What is required:
Copy out all of the records. Keep every word exact.

[Element data from apps and pages]
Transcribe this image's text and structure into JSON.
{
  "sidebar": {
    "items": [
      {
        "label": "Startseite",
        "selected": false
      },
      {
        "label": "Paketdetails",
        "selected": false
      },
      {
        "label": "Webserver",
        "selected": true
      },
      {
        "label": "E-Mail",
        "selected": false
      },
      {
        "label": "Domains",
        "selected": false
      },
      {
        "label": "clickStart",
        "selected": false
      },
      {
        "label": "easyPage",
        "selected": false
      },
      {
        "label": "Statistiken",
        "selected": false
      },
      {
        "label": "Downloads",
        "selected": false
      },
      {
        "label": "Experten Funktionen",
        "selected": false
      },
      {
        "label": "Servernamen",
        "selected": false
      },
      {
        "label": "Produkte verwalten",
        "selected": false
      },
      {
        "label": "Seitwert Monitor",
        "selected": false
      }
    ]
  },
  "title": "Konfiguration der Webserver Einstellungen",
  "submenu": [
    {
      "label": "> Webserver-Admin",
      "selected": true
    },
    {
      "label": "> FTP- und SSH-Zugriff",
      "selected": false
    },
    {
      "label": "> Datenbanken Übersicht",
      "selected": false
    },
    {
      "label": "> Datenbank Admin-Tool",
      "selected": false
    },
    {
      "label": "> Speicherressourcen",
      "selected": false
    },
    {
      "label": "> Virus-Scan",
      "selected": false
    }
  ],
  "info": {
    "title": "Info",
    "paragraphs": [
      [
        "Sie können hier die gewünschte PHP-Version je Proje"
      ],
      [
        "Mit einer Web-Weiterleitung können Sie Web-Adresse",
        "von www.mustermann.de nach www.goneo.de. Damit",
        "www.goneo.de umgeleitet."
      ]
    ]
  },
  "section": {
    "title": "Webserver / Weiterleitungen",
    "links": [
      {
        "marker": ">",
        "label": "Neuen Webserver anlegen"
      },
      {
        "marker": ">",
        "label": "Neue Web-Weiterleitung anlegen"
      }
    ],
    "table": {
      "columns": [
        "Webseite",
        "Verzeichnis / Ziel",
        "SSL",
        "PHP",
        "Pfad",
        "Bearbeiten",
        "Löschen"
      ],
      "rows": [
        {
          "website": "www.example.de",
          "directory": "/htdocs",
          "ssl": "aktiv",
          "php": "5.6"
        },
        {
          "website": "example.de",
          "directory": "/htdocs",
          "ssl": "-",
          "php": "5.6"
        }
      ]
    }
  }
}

Expected answer:
Transcribe this image's text and structure into JSON.
{
  "sidebar": {
    "items": [
      {
        "label": "Startseite",
        "selected": false
      },
      {
        "label": "Paketdetails",
        "selected": false
      },
      {
        "label": "Webserver",
        "selected": true
      },
      {
        "label": "E-Mail",
        "selected": false
      },
      {
        "label": "Domains",
        "selected": false
      },
      {
        "label": "clickStart",
        "selected": false
      },
      {
        "label": "easyPage",
        "selected": false
      },
      {
        "label": "Statistiken",
        "selected": false
      },
      {
        "label": "Downloads",
        "selected": false
      },
      {
        "label": "Experten Funktionen",
        "selected": false
      },
      {
        "label": "Servernamen",
        "selected": false
      },
      {
        "label": "Produkte verwalten",
        "selected": false
      },
      {
        "label": "Seitwert Monitor",
        "selected": false
      }
    ]
  },
  "title": "Konfiguration der Webserver Einstellungen",
  "submenu": [
    {
      "label": "> Webserver-Admin",
      "selected": true
    },
    {
      "label": "> FTP- und SSH-Zugriff",
      "selected": false
    },
    {
      "label": "> Datenbanken Übersicht",
      "selected": false
    },
    {
      "label": "> Datenbank Admin-Tool",
      "selected": false
    },
    {
      "label": "> Speicherressourcen",
      "selected": false
    },
    {
      "label": "> Virus-Scan",
      "selected": false
    }
  ],
  "info": {
    "title": "Info",
    "paragraphs": [
      [
        "Sie können hier die gewünschte PHP-Version je Proje"
      ],
      [
        "Mit einer Web-Weiterleitung können Sie Web-Adresse",
        "von www.mustermann.de nach www.goneo.de. Damit",
        "www.goneo.de umgeleitet."
      ]
    ]
  },
  "section": {
    "title": "Webserver / Weiterleitungen",
    "links": [
      {
        "marker": ">",
        "label": "Neuen Webserver anlegen"
      },
      {
        "marker": ">",
        "label": "Neue Web-Weiterleitung anlegen"
      }
    ],
    "table": {
      "columns": [
        "Webseite",
        "Verzeichnis / Ziel",
        "SSL",
        "PHP",
        "Pfad",
        "Bearbeiten",
        "Löschen"
      ],
      "rows": [
        {
          "website": "www.example.de",
          "directory": "/htdocs",
          "ssl": "aktiv",
          "php": "5.6"
        },
        {
          "website": "example.de",
          "directory": "/htdocs",
          "ssl": "-",
          "php": "5.6"
        }
      ]
    }
  }
}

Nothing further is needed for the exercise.